Research and wombats

Occasionally I write a post about some research I’m doing, to document or demonstrate the historical process. Or just to express the madness of historical research. Probably the latter, in this case.

Today I am working on my second mystery novel, and if you know me it won’t surprise you that I became enamored of finding One Particular Thing. In this case, it was the exact date in 1863 on which newly acquired wombats were available to view at the Regent’s Park Zoo in London.

The idea began with an article from Public Domain Review, detailing Dante Gabriel Rossetti’s wombat fascination. I was wondering whether I could have a scene where Rossetti drags his PræRaphaelite friends to the zoo to see the wombats and, if so, when that would be. According to the article:

In this period a number of new wombats arrived at the Regent’s Park Zoo: a rare, hairy-nosed wombat on July 24, 1862, and two common wombats despatched from the Melbourne Zoo on March 18, 1863.

The novel will be set in 1863, so I was interested in the two common wombats. Well, “despatched from” does not mean “arrived at”. So I wanted to find out when they arrived.

drawn at the zoo by Christina Rossetti

Now here’s where search terms become terribly important, and the lack of creativity in this regard most obvious. I used “regents park zoo wombats 1863”.

Since the Public Domain Review is, naturally, in the public domain, I mostly found the exact same phrase above on a bunch of web pages. So I tried searching for a book about the history of the London Zoo, both on Google Books and Amazon. I did find a book, for $25 with no preview. No can do, and no way to go to a library.

I began searching for records.
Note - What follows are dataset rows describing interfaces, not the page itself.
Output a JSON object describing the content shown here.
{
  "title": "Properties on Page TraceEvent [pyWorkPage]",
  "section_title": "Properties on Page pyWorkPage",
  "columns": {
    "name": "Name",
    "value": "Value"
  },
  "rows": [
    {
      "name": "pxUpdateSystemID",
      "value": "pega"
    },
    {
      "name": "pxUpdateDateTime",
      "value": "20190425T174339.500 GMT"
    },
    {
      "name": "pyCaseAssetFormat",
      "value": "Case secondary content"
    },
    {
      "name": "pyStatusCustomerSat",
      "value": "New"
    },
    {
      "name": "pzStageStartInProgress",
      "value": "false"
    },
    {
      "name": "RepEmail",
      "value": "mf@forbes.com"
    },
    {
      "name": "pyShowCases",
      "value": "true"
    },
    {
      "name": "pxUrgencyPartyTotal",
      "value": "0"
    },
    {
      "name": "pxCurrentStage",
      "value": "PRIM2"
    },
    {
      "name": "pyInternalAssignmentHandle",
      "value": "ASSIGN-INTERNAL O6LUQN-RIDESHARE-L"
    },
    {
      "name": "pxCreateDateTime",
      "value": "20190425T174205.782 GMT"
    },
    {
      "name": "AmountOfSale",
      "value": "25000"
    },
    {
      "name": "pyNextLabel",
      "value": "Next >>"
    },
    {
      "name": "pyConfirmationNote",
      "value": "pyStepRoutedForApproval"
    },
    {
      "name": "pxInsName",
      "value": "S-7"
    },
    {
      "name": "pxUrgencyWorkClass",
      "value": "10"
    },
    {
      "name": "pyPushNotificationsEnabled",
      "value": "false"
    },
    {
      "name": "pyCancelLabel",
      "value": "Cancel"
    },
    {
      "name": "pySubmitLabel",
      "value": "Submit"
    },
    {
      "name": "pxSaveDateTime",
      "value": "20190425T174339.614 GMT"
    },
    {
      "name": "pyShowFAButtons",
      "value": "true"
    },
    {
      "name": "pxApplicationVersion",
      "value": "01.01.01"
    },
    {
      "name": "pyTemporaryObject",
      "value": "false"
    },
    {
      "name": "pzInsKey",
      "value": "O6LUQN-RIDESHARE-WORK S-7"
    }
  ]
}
Surely the Zoo has records. Eventually I found the Proceedings of the Zoological Society at Google Books, but of course they had every possible year but 1863. When this happens, I go immediately to HathiTrust.

And there I found it, after the usual search involving several identical options that actually aren’t identical records, the Proceedings for 1863, searching the word “wombat”.

 

March 18, 1863. So it turns out the article in the Public Domain Review (and all the items that plagiarized it) is wrong. The wombats weren’t despatched then; they arrived. And there were three wombats, one Common, one Hairy-nosed, and one Black. Another Common wombat did arrive, but on June 6. I also looked up the Acclimatization Society. Apparently they’re the ones responsible for introducing plagues of rabbits into Australia, and pesky sparrows that ate the fruit crop. Their work would eventually found the Melbourne Zoo, but it didn’t exist in 1863, so that’s wrong too.

So as yet I have no plot, no outline, and no idea where my story is going. I do, however, have wombats.

 

2 comments to Research and wombats

  • jmm

    “Give me a wombat and a place to stand, and I can move the world”?

    • Lisa M Lane

      Or in his case, a wombat, peacocks, a Brahmin bull, and an armadillo. And if it hadn’t been at the risk of pissing off Thomas Carlyle, he wanted an elephant.

      And here I complain about neighbor with small yards and big dogs!